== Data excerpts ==

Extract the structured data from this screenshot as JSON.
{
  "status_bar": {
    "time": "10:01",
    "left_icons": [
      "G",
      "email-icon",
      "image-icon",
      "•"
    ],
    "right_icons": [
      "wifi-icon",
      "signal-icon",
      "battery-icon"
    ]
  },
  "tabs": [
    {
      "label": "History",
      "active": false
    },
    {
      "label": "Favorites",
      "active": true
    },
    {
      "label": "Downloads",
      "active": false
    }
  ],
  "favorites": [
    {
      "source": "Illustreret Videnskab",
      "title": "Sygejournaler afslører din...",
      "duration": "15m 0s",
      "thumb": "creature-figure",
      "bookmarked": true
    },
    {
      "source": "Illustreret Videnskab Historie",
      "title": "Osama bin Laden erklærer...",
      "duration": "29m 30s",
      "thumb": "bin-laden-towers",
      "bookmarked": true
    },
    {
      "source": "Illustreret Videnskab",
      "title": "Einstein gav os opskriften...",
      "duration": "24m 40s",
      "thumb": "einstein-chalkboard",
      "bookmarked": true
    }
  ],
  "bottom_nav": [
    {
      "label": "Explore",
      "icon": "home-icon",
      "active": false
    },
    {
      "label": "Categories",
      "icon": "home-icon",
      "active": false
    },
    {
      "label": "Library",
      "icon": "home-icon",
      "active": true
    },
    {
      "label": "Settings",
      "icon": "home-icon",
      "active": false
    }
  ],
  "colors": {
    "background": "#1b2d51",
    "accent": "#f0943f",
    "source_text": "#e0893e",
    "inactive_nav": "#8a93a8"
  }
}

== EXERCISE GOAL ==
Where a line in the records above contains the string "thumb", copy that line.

== EXPECTED ANSWER ==
      "thumb": "creature-figure",
      "thumb": "bin-laden-towers",
      "thumb": "einstein-chalkboard",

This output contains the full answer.